Anonymous said...

hi dr. emer this is angel im not sure if you would still be able to read this comment:( anyways upon reading your blog i notice some statistics about the coutry's road accidents.. i would just like to ask if you can share with me your references or sources for this because i am currently working on a research study about defensive driving and the information that im asking you would really be a great help for my reserach hoping for your kind and immediate responce

Dr. Emer said...

Hello, Angel. I do read my readers' comments...when I see them. By any chance, are you my classmate in UP?

Anyway, all the sources for this post are properly acknowledged beneath the images provided. Hope that helps you in your research.

Anonymous said...

thanks for responding:) nope i study at a different school:) anyways i would like to use your blog as part of my reserch is it possible to know your name? if you would permit i would like to quote your statements:)
Thank you very much for your time dr. emer:)

Anonymous said...

i don't think that the pinoys would follow these rules because even the ones who impose and make them are not strict among themselves..they never are good examples to look up to..they should bring up changes among their own lives first!!!

Anonymous said...

hi dr.elmer im having a hardtime speaking in english our prof wants us to choose our own topic and make a blue print out of it like a chart. i choose Traffic in the Philippines as the TOPIC.. Can You give me your personal cause and effects of traffic here in our country thanks hope you can read this..

Anonymous said...

filipino drivers didn't learn how to behave on the road,still very rude,unpolite,abusive,daring to do harmful things while driving,not all but most of them,so there's no changes as long as there is a bad example that can always seen.

Roadethic said...

This is an old post but I can see no difference on the driving habits of drivers in Metro Mania. I think the problem is that most Public Utility Vehicle drivers are mostly uneducated drivers. These are who had someone teach them how to drive but didn't bother knowing road ethics, proper signals and signs. I think we can start by requiring all drivers to be educated on the road. Having that said I started my own blog on that certain topic. Educating drivers on road ethics.:) http://roadethic.blogspot.com/

Dr. Emer said...
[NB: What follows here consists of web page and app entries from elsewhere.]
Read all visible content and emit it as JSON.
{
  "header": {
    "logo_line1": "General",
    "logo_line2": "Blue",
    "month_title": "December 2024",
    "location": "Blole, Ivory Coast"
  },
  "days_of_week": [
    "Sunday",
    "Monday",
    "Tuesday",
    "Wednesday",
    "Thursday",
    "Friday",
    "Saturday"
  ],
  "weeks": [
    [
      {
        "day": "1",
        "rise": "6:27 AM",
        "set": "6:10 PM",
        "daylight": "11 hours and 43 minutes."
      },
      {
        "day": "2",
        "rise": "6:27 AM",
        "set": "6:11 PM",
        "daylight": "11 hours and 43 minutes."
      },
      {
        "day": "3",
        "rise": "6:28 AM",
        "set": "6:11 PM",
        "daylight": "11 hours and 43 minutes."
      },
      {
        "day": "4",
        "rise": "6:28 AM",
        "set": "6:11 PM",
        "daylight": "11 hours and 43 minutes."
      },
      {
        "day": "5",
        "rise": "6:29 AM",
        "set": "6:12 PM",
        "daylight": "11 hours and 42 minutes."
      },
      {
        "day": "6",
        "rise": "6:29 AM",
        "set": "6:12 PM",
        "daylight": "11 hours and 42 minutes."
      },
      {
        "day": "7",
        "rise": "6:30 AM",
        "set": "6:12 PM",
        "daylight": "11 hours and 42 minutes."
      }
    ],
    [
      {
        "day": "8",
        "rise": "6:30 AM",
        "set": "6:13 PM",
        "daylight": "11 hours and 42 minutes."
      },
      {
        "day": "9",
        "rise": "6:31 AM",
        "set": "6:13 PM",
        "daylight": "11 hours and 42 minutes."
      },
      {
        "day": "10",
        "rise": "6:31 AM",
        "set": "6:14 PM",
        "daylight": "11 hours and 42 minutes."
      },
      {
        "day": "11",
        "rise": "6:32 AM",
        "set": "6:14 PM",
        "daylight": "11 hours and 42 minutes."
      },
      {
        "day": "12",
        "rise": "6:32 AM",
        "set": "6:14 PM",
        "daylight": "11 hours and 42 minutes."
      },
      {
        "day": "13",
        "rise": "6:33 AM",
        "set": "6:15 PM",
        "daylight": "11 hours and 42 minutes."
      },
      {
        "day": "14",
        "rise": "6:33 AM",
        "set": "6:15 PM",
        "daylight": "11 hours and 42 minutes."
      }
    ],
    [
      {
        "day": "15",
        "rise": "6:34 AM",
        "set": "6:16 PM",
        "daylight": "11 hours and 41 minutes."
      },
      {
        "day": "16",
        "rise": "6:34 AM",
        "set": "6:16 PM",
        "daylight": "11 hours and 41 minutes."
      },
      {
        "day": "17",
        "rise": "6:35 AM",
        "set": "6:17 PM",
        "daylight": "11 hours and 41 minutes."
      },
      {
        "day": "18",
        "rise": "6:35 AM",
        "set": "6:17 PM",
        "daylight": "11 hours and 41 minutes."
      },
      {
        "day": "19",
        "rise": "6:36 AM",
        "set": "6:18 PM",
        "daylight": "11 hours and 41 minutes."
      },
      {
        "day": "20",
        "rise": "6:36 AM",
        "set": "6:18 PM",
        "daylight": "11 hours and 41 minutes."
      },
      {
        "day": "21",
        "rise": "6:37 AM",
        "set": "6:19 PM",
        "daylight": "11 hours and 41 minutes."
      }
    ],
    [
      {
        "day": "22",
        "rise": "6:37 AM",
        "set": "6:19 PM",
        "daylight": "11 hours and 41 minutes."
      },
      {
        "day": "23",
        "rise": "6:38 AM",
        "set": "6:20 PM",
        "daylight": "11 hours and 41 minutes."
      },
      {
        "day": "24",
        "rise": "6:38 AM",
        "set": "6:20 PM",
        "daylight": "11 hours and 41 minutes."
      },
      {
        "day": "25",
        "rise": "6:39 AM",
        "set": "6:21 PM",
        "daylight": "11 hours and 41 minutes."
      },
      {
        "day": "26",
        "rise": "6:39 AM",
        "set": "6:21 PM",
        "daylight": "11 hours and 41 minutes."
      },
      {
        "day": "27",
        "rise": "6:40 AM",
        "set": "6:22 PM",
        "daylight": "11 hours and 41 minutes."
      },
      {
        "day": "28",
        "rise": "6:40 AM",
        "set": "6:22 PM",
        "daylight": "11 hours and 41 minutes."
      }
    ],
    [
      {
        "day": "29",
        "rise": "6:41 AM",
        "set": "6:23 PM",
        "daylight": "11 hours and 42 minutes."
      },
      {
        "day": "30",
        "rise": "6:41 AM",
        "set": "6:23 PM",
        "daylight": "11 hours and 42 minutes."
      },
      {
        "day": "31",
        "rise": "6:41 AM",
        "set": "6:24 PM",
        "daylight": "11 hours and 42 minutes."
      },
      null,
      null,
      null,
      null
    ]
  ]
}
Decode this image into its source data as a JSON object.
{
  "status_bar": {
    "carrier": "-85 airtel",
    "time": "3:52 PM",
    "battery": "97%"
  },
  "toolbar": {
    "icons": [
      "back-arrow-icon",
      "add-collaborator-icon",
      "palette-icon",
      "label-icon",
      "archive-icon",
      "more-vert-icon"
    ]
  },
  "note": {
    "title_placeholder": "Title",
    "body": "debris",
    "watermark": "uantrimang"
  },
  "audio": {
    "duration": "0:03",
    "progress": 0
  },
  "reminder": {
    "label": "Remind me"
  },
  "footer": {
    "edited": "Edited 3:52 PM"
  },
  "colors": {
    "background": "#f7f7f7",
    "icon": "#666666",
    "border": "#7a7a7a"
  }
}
Anonymous Angel - Dr. Emer is my name

Anonymous #2 - When I was a student, I did my research and assignments on my own. That was the time when there was no Google yet -- all we had were REAL libraries. Much as I would like to help you, it would be better for you to do your own research work.

Roadethic - Nice proposal, but too quixotic. What do you think is the percentage of Filipino drivers who read blogs or surf the internet? Also, you and I have NO power to require them to get educated on road ethics. That is the government's job.

Anonymous said...

i agree that pinoy driver are not courteous and sometimes arrogant especially public utility drivers but we are very skilled drivers.

but i think it just apply to metro manila and other cities that are to crowded. metro manila has 16 million people compare to california with 12 million people. CA is bigger than the Philippines with less people. just my opinion.

Jim said...

Dr. Emer, your post is a very great one. Opening the eyes of Filipino people to accidents. But i would like to inquire one more thing: of the accident cases listed in the table, how many of these are related to pedicabs?